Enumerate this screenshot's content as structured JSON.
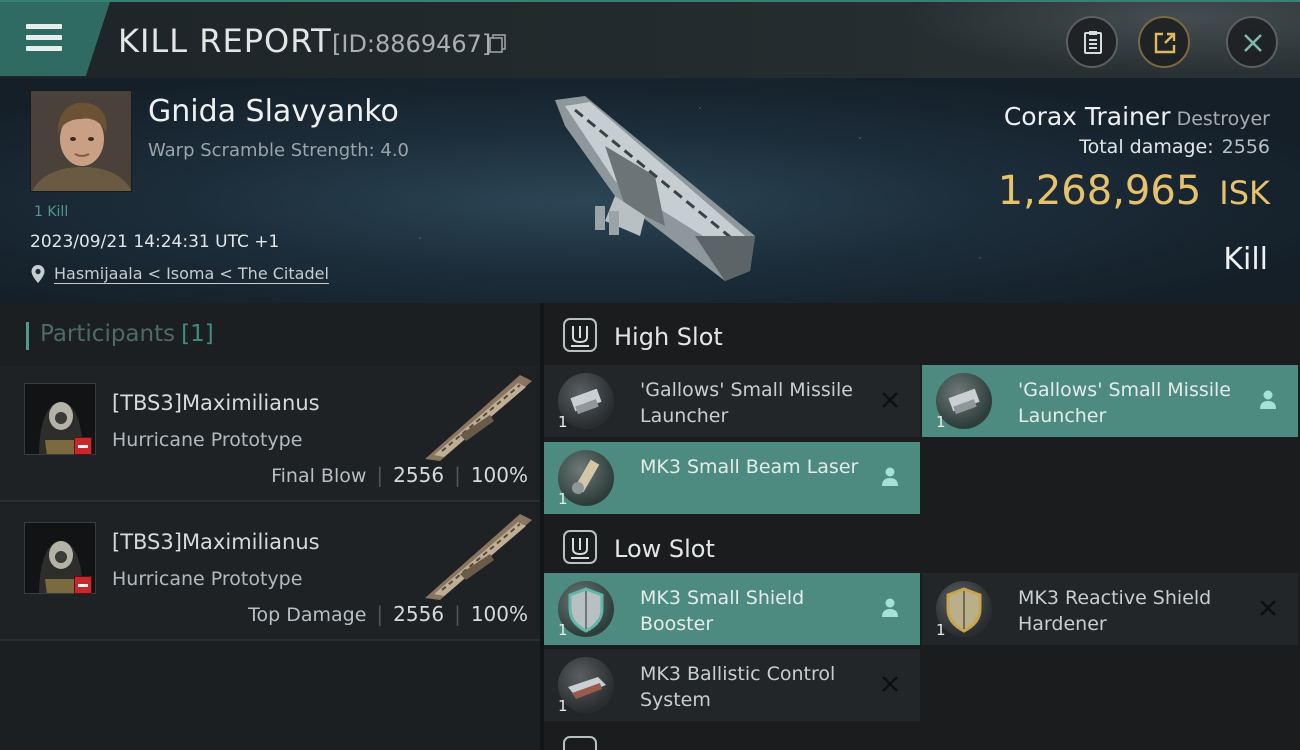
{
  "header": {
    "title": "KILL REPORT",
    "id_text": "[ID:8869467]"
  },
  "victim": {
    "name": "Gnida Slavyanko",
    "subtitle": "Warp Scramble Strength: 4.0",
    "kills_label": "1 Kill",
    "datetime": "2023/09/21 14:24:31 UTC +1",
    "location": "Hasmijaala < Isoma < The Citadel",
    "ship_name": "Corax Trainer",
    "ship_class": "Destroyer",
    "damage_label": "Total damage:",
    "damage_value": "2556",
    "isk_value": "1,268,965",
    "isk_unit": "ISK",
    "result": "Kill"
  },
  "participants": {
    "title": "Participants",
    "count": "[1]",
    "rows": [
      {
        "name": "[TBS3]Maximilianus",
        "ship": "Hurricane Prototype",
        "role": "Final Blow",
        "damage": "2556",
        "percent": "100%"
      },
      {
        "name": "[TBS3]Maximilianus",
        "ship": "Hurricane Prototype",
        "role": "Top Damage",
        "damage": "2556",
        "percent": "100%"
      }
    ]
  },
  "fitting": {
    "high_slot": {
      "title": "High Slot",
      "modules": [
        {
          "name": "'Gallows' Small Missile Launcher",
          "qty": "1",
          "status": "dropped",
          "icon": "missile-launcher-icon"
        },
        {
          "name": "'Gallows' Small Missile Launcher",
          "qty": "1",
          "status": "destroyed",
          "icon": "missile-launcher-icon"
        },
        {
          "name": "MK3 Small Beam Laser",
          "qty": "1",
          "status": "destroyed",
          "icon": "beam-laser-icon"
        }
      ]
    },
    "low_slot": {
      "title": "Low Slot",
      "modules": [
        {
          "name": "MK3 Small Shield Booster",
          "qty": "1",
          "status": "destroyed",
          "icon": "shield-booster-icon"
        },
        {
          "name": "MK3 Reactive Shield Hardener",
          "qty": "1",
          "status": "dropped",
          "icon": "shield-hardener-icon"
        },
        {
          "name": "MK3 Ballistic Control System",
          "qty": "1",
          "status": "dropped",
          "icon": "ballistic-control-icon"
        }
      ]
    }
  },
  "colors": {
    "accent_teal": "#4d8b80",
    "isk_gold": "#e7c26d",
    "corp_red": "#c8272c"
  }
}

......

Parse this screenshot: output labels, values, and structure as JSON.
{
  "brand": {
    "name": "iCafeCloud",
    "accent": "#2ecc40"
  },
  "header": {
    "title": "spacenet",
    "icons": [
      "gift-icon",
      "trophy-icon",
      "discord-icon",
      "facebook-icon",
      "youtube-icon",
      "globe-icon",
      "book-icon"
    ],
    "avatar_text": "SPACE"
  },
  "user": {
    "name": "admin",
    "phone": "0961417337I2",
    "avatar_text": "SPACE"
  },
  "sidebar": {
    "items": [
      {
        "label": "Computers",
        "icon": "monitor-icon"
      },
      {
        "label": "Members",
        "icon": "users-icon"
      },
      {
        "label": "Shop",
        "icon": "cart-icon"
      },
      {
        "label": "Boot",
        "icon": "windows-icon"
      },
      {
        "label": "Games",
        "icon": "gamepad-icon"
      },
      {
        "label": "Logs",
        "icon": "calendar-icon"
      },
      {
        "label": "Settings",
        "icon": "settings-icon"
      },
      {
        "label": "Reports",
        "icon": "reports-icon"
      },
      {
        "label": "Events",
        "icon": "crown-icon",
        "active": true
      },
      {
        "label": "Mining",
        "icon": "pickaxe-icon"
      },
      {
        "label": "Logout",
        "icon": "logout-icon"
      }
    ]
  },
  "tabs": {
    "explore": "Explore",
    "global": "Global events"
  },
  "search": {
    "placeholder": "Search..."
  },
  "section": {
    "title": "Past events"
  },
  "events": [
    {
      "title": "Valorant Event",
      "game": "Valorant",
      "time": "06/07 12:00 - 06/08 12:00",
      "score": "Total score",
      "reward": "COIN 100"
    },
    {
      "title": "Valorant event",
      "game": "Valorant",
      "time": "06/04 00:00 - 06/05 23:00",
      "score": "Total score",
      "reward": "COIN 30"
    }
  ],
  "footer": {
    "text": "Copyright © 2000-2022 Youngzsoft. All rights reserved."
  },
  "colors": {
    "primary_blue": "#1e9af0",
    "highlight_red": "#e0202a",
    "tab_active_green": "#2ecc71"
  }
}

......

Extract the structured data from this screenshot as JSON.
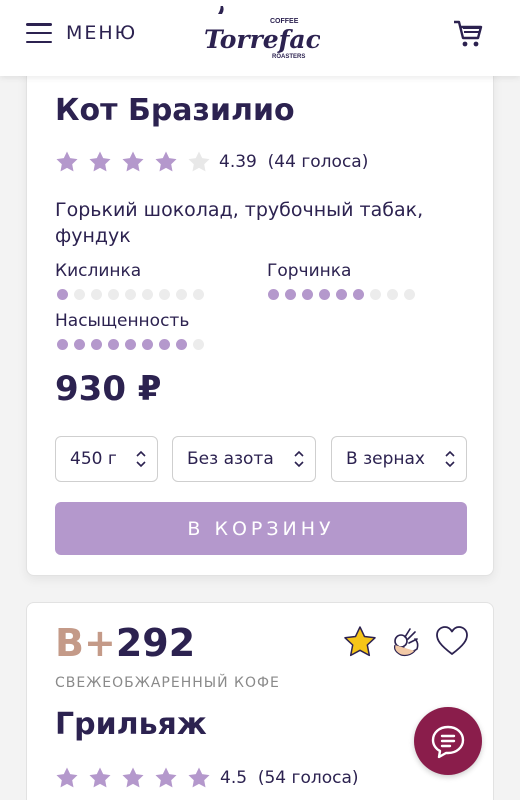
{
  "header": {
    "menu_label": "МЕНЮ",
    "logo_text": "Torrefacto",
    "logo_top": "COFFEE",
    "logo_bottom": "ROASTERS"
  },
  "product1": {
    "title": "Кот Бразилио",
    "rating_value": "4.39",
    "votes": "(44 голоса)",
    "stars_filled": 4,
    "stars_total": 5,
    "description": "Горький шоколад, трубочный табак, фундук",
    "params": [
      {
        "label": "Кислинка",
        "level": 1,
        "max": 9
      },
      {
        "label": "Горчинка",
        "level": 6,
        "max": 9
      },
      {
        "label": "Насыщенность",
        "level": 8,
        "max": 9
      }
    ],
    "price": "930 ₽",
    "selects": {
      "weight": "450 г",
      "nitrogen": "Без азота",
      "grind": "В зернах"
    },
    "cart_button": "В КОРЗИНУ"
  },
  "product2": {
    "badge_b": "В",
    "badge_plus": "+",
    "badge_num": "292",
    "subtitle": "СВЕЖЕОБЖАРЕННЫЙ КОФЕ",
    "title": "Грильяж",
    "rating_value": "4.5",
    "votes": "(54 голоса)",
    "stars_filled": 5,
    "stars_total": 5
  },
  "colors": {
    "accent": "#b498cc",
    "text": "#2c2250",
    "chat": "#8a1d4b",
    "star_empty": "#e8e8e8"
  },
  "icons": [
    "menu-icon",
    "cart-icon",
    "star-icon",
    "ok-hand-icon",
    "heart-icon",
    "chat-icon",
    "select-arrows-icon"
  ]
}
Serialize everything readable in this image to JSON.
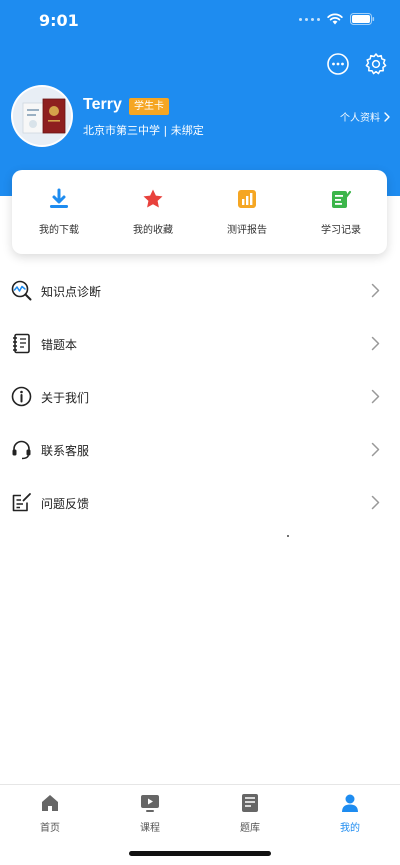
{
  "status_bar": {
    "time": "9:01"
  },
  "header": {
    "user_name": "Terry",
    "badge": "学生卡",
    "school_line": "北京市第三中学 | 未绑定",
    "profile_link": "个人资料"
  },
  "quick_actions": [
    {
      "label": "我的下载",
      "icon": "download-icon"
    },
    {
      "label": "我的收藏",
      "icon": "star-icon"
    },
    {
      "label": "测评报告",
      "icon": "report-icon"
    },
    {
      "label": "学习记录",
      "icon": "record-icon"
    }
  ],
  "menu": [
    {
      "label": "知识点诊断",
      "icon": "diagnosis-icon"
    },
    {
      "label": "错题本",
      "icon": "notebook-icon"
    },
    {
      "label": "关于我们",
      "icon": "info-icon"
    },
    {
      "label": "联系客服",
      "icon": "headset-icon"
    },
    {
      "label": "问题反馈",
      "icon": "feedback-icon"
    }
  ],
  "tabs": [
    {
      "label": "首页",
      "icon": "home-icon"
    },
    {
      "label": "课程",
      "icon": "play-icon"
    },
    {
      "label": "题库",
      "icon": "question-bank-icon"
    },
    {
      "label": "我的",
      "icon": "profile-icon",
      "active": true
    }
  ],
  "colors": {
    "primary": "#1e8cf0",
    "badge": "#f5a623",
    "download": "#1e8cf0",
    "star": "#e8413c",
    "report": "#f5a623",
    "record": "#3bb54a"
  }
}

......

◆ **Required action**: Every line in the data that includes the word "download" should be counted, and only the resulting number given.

◆ **The completed task**: 2